Assignment |
Below are some records; write them all out again exactly.

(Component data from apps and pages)

:::

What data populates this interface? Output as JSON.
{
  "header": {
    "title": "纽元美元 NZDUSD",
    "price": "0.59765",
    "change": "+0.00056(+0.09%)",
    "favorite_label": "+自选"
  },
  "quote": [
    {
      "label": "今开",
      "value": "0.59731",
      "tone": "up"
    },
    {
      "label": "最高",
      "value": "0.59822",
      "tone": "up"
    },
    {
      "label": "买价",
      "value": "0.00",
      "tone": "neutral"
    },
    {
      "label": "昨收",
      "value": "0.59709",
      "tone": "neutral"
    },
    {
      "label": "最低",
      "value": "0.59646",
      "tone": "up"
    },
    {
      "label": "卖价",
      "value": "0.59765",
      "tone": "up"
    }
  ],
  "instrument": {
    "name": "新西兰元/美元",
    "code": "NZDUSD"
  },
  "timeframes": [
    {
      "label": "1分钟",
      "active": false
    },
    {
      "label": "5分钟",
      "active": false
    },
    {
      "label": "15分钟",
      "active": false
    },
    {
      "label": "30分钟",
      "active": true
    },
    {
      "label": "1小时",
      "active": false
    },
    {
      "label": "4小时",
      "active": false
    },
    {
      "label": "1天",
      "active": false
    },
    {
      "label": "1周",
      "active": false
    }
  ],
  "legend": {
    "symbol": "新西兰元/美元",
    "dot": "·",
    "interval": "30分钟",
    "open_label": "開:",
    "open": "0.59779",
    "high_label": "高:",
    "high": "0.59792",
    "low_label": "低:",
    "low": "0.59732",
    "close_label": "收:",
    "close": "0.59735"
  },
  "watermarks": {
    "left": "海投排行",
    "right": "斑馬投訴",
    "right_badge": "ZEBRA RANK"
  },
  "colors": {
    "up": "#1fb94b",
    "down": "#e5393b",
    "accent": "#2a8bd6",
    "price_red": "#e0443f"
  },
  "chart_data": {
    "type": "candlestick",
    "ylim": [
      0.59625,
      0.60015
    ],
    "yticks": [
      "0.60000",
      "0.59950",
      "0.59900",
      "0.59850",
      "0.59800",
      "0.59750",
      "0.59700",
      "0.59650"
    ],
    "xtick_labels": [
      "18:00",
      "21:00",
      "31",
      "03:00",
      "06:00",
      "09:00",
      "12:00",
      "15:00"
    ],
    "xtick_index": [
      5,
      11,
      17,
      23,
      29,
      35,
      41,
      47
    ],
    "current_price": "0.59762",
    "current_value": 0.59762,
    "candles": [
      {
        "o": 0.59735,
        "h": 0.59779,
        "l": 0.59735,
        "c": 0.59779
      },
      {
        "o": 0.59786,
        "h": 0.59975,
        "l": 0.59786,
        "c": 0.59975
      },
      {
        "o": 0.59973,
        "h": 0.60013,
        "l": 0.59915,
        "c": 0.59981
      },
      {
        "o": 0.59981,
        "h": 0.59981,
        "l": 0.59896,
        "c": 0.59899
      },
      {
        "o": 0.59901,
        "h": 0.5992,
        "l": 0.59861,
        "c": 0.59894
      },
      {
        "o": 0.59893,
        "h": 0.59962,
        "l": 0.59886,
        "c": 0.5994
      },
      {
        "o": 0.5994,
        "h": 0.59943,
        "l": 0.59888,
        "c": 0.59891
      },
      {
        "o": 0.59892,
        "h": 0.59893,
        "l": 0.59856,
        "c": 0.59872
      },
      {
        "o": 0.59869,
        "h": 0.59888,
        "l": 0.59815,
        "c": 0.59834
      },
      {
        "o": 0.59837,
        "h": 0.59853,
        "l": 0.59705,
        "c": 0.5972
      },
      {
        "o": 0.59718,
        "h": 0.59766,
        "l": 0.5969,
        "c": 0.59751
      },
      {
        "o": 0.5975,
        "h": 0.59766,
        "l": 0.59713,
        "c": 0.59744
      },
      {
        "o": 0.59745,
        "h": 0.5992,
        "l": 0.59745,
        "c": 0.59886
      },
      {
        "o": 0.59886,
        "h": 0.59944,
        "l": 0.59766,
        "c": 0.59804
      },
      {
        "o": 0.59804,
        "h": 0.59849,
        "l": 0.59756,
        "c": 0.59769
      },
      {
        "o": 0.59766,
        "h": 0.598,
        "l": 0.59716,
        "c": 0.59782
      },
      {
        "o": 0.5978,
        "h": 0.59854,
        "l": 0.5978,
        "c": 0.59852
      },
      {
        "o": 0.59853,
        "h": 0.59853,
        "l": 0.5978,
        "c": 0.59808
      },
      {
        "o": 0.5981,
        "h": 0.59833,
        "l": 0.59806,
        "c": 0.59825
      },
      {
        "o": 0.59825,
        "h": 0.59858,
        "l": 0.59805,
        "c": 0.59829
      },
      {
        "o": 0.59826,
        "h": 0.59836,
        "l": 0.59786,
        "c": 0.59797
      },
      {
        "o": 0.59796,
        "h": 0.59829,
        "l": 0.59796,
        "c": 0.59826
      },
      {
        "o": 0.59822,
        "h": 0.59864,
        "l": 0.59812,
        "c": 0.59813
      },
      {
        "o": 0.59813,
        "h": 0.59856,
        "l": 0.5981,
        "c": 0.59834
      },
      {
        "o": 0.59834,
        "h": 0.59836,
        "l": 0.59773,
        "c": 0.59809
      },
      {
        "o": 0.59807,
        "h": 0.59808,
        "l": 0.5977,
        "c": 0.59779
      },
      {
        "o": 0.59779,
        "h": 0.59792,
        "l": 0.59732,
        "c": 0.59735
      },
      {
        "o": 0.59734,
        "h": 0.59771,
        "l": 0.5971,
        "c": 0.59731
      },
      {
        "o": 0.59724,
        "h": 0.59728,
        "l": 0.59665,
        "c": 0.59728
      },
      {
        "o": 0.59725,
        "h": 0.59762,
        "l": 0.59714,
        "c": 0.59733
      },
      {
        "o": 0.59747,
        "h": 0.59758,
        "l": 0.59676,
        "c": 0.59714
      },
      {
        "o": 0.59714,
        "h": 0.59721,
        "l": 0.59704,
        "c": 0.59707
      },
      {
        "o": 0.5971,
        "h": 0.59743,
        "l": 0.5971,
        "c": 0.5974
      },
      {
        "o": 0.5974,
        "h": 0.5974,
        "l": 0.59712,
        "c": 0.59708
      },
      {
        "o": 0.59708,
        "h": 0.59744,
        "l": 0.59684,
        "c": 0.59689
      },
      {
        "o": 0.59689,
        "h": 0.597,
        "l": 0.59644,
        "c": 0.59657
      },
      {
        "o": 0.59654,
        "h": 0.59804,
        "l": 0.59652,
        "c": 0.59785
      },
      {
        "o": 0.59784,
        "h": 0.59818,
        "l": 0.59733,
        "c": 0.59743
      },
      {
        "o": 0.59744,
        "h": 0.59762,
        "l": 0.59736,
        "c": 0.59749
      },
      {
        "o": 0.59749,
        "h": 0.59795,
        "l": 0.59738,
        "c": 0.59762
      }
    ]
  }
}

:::

Response area |
What data populates this interface? Output as JSON.
{
  "header": {
    "title": "纽元美元 NZDUSD",
    "price": "0.59765",
    "change": "+0.00056(+0.09%)",
    "favorite_label": "+自选"
  },
  "quote": [
    {
      "label": "今开",
      "value": "0.59731",
      "tone": "up"
    },
    {
      "label": "最高",
      "value": "0.59822",
      "tone": "up"
    },
    {
      "label": "买价",
      "value": "0.00",
      "tone": "neutral"
    },
    {
      "label": "昨收",
      "value": "0.59709",
      "tone": "neutral"
    },
    {
      "label": "最低",
      "value": "0.59646",
      "tone": "up"
    },
    {
      "label": "卖价",
      "value": "0.59765",
      "tone": "up"
    }
  ],
  "instrument": {
    "name": "新西兰元/美元",
    "code": "NZDUSD"
  },
  "timeframes": [
    {
      "label": "1分钟",
      "active": false
    },
    {
      "label": "5分钟",
      "active": false
    },
    {
      "label": "15分钟",
      "active": false
    },
    {
      "label": "30分钟",
      "active": true
    },
    {
      "label": "1小时",
      "active": false
    },
    {
      "label": "4小时",
      "active": false
    },
    {
      "label": "1天",
      "active": false
    },
    {
      "label": "1周",
      "active": false
    }
  ],
  "legend": {
    "symbol": "新西兰元/美元",
    "dot": "·",
    "interval": "30分钟",
    "open_label": "開:",
    "open": "0.59779",
    "high_label": "高:",
    "high": "0.59792",
    "low_label": "低:",
    "low": "0.59732",
    "close_label": "收:",
    "close": "0.59735"
  },
  "watermarks": {
    "left": "海投排行",
    "right": "斑馬投訴",
    "right_badge": "ZEBRA RANK"
  },
  "colors": {
    "up": "#1fb94b",
    "down": "#e5393b",
    "accent": "#2a8bd6",
    "price_red": "#e0443f"
  },
  "chart_data": {
    "type": "candlestick",
    "ylim": [
      0.59625,
      0.60015
    ],
    "yticks": [
      "0.60000",
      "0.59950",
      "0.59900",
      "0.59850",
      "0.59800",
      "0.59750",
      "0.59700",
      "0.59650"
    ],
    "xtick_labels": [
      "18:00",
      "21:00",
      "31",
      "03:00",
      "06:00",
      "09:00",
      "12:00",
      "15:00"
    ],
    "xtick_index": [
      5,
      11,
      17,
      23,
      29,
      35,
      41,
      47
    ],
    "current_price": "0.59762",
    "current_value": 0.59762,
    "candles": [
      {
        "o": 0.59735,
        "h": 0.59779,
        "l": 0.59735,
        "c": 0.59779
      },
      {
        "o": 0.59786,
        "h": 0.59975,
        "l": 0.59786,
        "c": 0.59975
      },
      {
        "o": 0.59973,
        "h": 0.60013,
        "l": 0.59915,
        "c": 0.59981
      },
      {
        "o": 0.59981,
        "h": 0.59981,
        "l": 0.59896,
        "c": 0.59899
      },
      {
        "o": 0.59901,
        "h": 0.5992,
        "l": 0.59861,
        "c": 0.59894
      },
      {
        "o": 0.59893,
        "h": 0.59962,
        "l": 0.59886,
        "c": 0.5994
      },
      {
        "o": 0.5994,
        "h": 0.59943,
        "l": 0.59888,
        "c": 0.59891
      },
      {
        "o": 0.59892,
        "h": 0.59893,
        "l": 0.59856,
        "c": 0.59872
      },
      {
        "o": 0.59869,
        "h": 0.59888,
        "l": 0.59815,
        "c": 0.59834
      },
      {
        "o": 0.59837,
        "h": 0.59853,
        "l": 0.59705,
        "c": 0.5972
      },
      {
        "o": 0.59718,
        "h": 0.59766,
        "l": 0.5969,
        "c": 0.59751
      },
      {
        "o": 0.5975,
        "h": 0.59766,
        "l": 0.59713,
        "c": 0.59744
      },
      {
        "o": 0.59745,
        "h": 0.5992,
        "l": 0.59745,
        "c": 0.59886
      },
      {
        "o": 0.59886,
        "h": 0.59944,
        "l": 0.59766,
        "c": 0.59804
      },
      {
        "o": 0.59804,
        "h": 0.59849,
        "l": 0.59756,
        "c": 0.59769
      },
      {
        "o": 0.59766,
        "h": 0.598,
        "l": 0.59716,
        "c": 0.59782
      },
      {
        "o": 0.5978,
        "h": 0.59854,
        "l": 0.5978,
        "c": 0.59852
      },
      {
        "o": 0.59853,
        "h": 0.59853,
        "l": 0.5978,
        "c": 0.59808
      },
      {
        "o": 0.5981,
        "h": 0.59833,
        "l": 0.59806,
        "c": 0.59825
      },
      {
        "o": 0.59825,
        "h": 0.59858,
        "l": 0.59805,
        "c": 0.59829
      },
      {
        "o": 0.59826,
        "h": 0.59836,
        "l": 0.59786,
        "c": 0.59797
      },
      {
        "o": 0.59796,
        "h": 0.59829,
        "l": 0.59796,
        "c": 0.59826
      },
      {
        "o": 0.59822,
        "h": 0.59864,
        "l": 0.59812,
        "c": 0.59813
      },
      {
        "o": 0.59813,
        "h": 0.59856,
        "l": 0.5981,
        "c": 0.59834
      },
      {
        "o": 0.59834,
        "h": 0.59836,
        "l": 0.59773,
        "c": 0.59809
      },
      {
        "o": 0.59807,
        "h": 0.59808,
        "l": 0.5977,
        "c": 0.59779
      },
      {
        "o": 0.59779,
        "h": 0.59792,
        "l": 0.59732,
        "c": 0.59735
      },
      {
        "o": 0.59734,
        "h": 0.59771,
        "l": 0.5971,
        "c": 0.59731
      },
      {
        "o": 0.59724,
        "h": 0.59728,
        "l": 0.59665,
        "c": 0.59728
      },
      {
        "o": 0.59725,
        "h": 0.59762,
        "l": 0.59714,
        "c": 0.59733
      },
      {
        "o": 0.59747,
        "h": 0.59758,
        "l": 0.59676,
        "c": 0.59714
      },
      {
        "o": 0.59714,
        "h": 0.59721,
        "l": 0.59704,
        "c": 0.59707
      },
      {
        "o": 0.5971,
        "h": 0.59743,
        "l": 0.5971,
        "c": 0.5974
      },
      {
        "o": 0.5974,
        "h": 0.5974,
        "l": 0.59712,
        "c": 0.59708
      },
      {
        "o": 0.59708,
        "h": 0.59744,
        "l": 0.59684,
        "c": 0.59689
      },
      {
        "o": 0.59689,
        "h": 0.597,
        "l": 0.59644,
        "c": 0.59657
      },
      {
        "o": 0.59654,
        "h": 0.59804,
        "l": 0.59652,
        "c": 0.59785
      },
      {
        "o": 0.59784,
        "h": 0.59818,
        "l": 0.59733,
        "c": 0.59743
      },
      {
        "o": 0.59744,
        "h": 0.59762,
        "l": 0.59736,
        "c": 0.59749
      },
      {
        "o": 0.59749,
        "h": 0.59795,
        "l": 0.59738,
        "c": 0.59762
      }
    ]
  }
}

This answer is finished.